Mock Objects



More content will be added to fill this space at some point in the future.

home :: techie :: blog :: programming :: agile :: MockObjects.txt

Mock Objects

I am always surprised how many programmers that I speak to have not heard of Mock Objects. Some can get away with it, they are those that wouldn't know what a unit test was if it bit them on the bum. Those that are writing unit tests have less of an excuse. People at an agile event I attended recently have no excuse at all, but at least they were interested in learning.

Well, lets see if I can explain what they are and why you would want mock objects, before you go and read the entry on the c2 wiki.

When writing code, or testing it you may not want to use the full production version of another class. This may be because you have not implemented the other class yet, but still need to run your code. You can compile ågainst an interface, but you can't test that your code behaves as expected without running it, and it is faster to implement a mock version of the final class than to wait for a full version. The other time you might use mock objects (and the time when I tend to use them) is when you are writing unit tests. You probably don't want to interact with a full-blown database that takes time to set-up, instead you can work with a facade of simple business objects that are more predictable and faster to use. You can also use mock versions of classes to introduce problems, such as thrown exceptions, to test how your class handles them.

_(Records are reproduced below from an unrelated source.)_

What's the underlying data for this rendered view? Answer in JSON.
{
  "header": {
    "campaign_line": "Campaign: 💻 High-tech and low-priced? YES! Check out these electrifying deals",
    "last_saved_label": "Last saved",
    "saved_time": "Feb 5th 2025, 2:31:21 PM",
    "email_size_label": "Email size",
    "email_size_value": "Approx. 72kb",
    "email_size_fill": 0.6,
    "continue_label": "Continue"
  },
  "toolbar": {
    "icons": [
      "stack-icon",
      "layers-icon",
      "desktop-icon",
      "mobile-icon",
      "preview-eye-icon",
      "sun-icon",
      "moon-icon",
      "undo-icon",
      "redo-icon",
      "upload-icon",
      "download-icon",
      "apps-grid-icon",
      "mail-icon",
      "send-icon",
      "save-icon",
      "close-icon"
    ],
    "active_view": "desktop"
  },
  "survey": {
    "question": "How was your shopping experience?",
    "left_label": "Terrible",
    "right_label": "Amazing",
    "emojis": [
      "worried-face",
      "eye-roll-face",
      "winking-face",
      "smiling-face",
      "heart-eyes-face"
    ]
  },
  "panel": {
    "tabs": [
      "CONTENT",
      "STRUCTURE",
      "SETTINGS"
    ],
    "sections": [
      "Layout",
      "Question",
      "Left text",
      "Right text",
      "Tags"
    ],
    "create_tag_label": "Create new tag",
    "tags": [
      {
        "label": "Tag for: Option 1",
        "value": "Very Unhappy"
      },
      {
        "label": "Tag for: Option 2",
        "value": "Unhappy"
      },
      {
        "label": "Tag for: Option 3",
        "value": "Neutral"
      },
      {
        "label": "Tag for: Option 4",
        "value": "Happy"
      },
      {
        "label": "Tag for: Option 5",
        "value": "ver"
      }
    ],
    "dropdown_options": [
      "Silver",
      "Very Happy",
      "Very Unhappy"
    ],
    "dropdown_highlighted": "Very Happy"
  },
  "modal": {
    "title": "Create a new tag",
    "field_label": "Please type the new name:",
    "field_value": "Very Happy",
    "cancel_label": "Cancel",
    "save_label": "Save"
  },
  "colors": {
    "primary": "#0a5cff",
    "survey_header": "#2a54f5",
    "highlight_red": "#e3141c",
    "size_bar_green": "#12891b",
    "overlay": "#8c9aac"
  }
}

There are two types of mock objects. There are the simple static mock objects, and the slightly more complicated dynamic mocks.

Static mock objects are where a programmer has written a class implementing an interface, but doing as little as possible, or maybe adding ways of throwing exceptions and that sort of things. You can download mock implementations of most of j2ee from . This will probably lead to evem more people accusing you of having more tests than code, as you will have extra implementations of all of your interfaces that don't do anything. This can lead to well-implemented mocks, and you can even distribute them (possibly in a different jar), allowing people who use your code as a library, or otherwise use it in their code can use your mocked out versions of your classes. The advantage of static mocks is that they only need the language to support interfaces with multiple interfaces, and can probably be fakes at the link stage for more primative languages.

Dynamic mocks are generated at runtime using techniques such as reflection or emitting dynamic bytecode. Here you programmatically create an object that implements your interface (and some can use funky tricks to create fakes of any object), and tell it how to behave in this situation. This is followed by using this proxy object in the class after which you can ask it if it did what was expected of it. There can be a little more overhead when using dynamic mocks as all of the reflection takes time for methods that are called many times. This isn't overly likely to happen depending on how you write your unit tests but it can.

I suggest that any programmers that are either working on large projects where you have to write code against an interface, or who are writing unit tests, particularly those doing test-driven development, in Java or C# at least. To check out the use of mock objects to make life a little easier.

Last updated: 11:49, 21 Nov 2004 [ /techie/blog/programming/agile ] Link..